A is true. Welcoming the mother, smiling and letting her express her concerns and doubts, helps her to feel comfortable and develops confidence in you.
B is false. It is not an easy task always to come on the day of appointment for the majority of rural Ethiopian pregnant women, who typically have many personal and social responsibilities at home. It is their right to come earlier or later than the appointed date, or even not to come at all. It is the duty and responsibility of any health professional to say welcome with open hands at whatever time and date women come for their antenatal check-up.
C is false. The health service is primarily the client’s/patient’s business. The duty of the health professionals is to deliver a service which makes the client comfortable and satisfied. With that understanding, you have to be prepared to receive questions and do the best to encourage women to raise any questions which are not clear for them.
D is false. By its principle, counselling is discussing personal issues which the client may not like to be shared with other persons outside the family. Therefore, even when you are in a hurry, it is not advisable to counsel one woman while you are examining another. In such an environment, the one to be counselled may not freely share her feelings and concerns with you.
E is false. You cannot encourage behavioural change in adults by criticising, frustrating, demoralising and openly discouraging them. This woman will not feel respected by you and she may not return for further antenatal care. To make a positive change in unhealthy behaviour, the best method with adults is open discussion, letting them know the risks/disadvantages and giving them a chance to evaluate the options for themselves and make their own decision.
F is true. During every antenatal care visit, pregnant women should be counselled on the danger symptoms of pregnancy, so they can take swift action if an emergency arises.
Based on what you have learned from Table 15.1, match each of the danger symptoms with the appropriate medical condition.
Using the following two lists, match each numbered item with the correct letter.
Leakage of fluid from the vagina
Abdominal size decreasing
For each of the following statements, say whether it is true or false. Explain what is incorrect about any statement that you judge to be false.
A. The counsellor should tell the pregnant woman about all the danger symptoms of pregnancy during her first focused antenatal visit before 16 weeks of gestation.
B. Encouraging the pregnant woman to repeat what has been discussed during counselling will increase her memory (retention capacity) of the key points.
A is false. The area of counselling that pregnant women need should be appropriate to their stage of pregnancy, because:
B is true. Repeating what has been discussed/said will help:
List some of the advantages of involving the husband/partner in antenatal counselling on danger symptoms.
First read Case Study 15.1 carefully and then answer the questions that follow it.
Mrs H is a 25-year-old woman in her second pregnancy, who came to see her Health Extension Practitioner (HEP) for the first time when she was 34 weeks pregnant. The HEP asked where she gave birth previously. Her blood pressure and weight was measured and her general health seemed good; her abdomen was examined, and the pregnancy seemed to be progressing normally. Lastly, she was told to come back after 3 weeks.

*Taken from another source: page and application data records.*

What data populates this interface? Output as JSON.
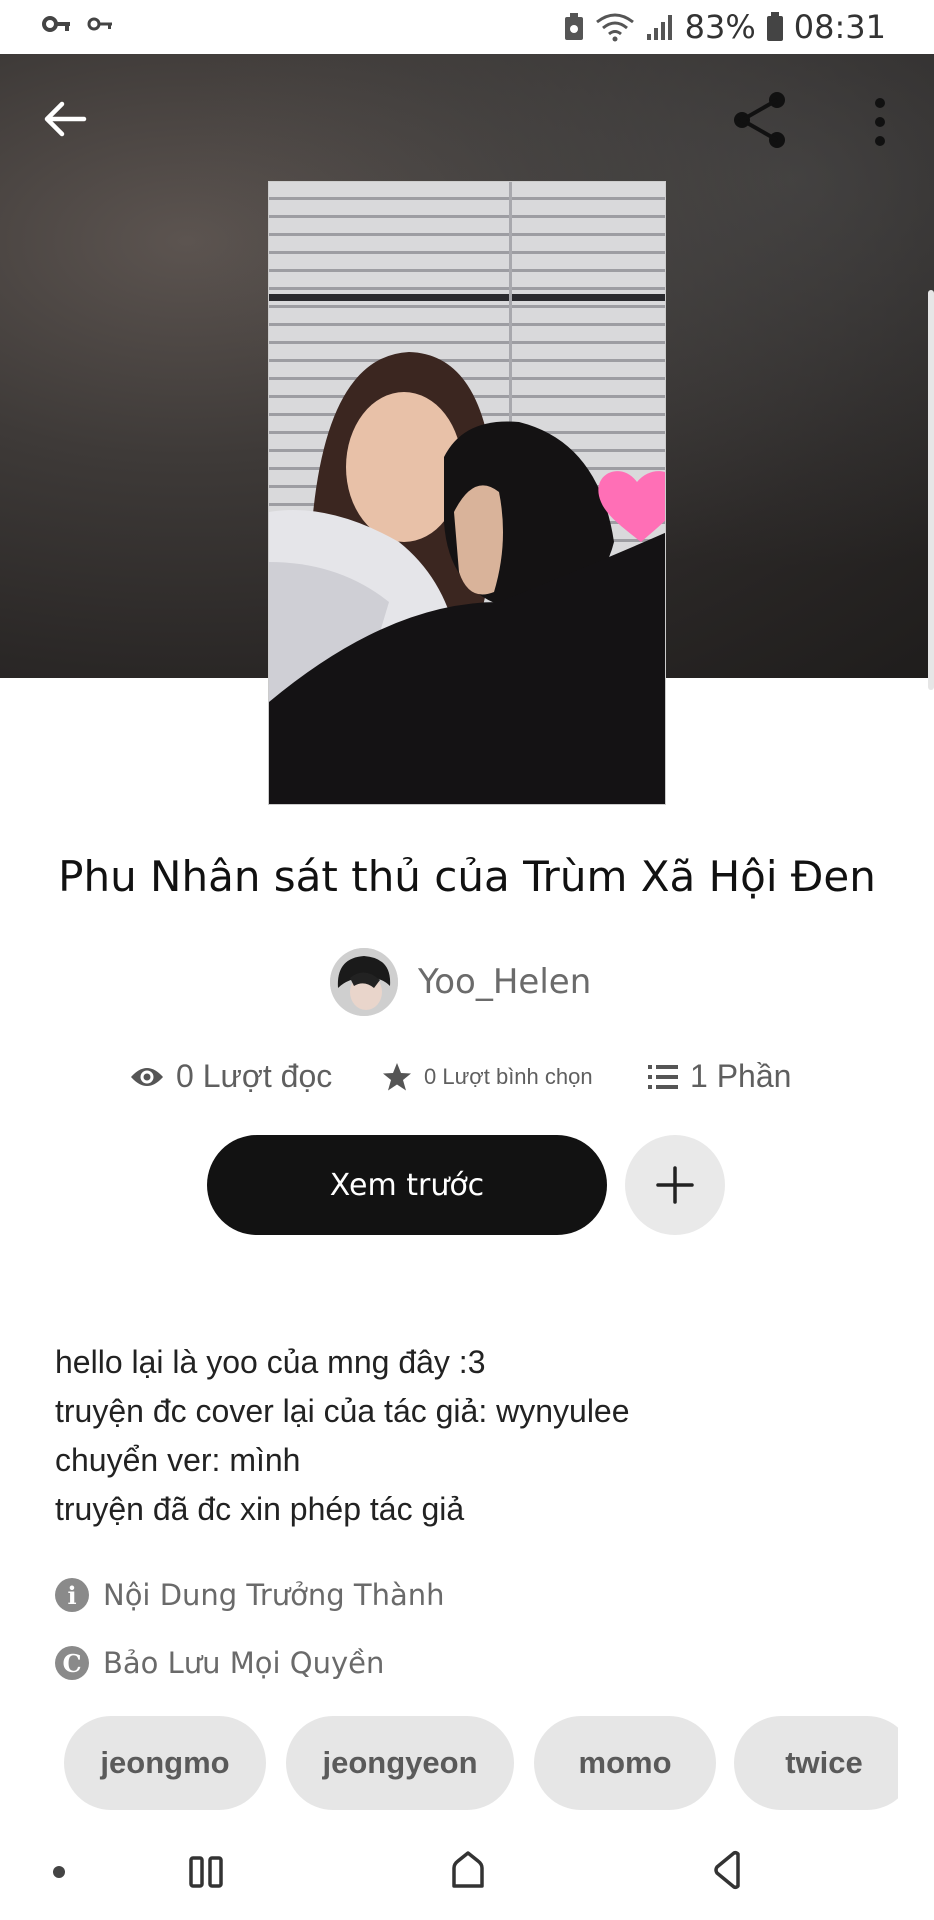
{
  "status_bar": {
    "battery_percent": "83%",
    "time": "08:31"
  },
  "story": {
    "title": "Phu Nhân sát thủ của Trùm Xã Hội Đen",
    "author": "Yoo_Helen",
    "stats": {
      "reads": "0 Lượt đọc",
      "votes": "0 Lượt bình chọn",
      "parts": "1 Phần"
    },
    "preview_label": "Xem trước",
    "description": [
      "hello lại là yoo của mng đây :3",
      "truyện đc cover lại của tác giả: wynyulee",
      "chuyển ver: mình",
      "truyện đã đc xin phép tác giả"
    ],
    "mature_label": "Nội Dung Trưởng Thành",
    "rights_label": "Bảo Lưu Mọi Quyền",
    "tags": [
      "jeongmo",
      "jeongyeon",
      "momo",
      "twice"
    ]
  },
  "icons": {
    "back": "arrow-left-icon",
    "share": "share-icon",
    "more": "more-vertical-icon",
    "reads": "eye-icon",
    "votes": "star-icon",
    "parts": "list-icon",
    "add": "plus-icon",
    "mature": "info-icon",
    "rights": "copyright-icon"
  },
  "colors": {
    "preview_button": "#121212",
    "add_button": "#e9e9e9",
    "tag_background": "#e6e6e6",
    "accent_heart": "#ff6fb6"
  }
}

Two weeks later, she developed excess leakage of watery fluid from her vagina. She informed her neighbours and they told her not worry about it. Since it continued flowing, on the third day after the leakage began, she went back to the HEP and got the same advice she got at home. On the fifth day, she developed a high fever (temperature 39oC) and an offensive smelling vaginal discharge.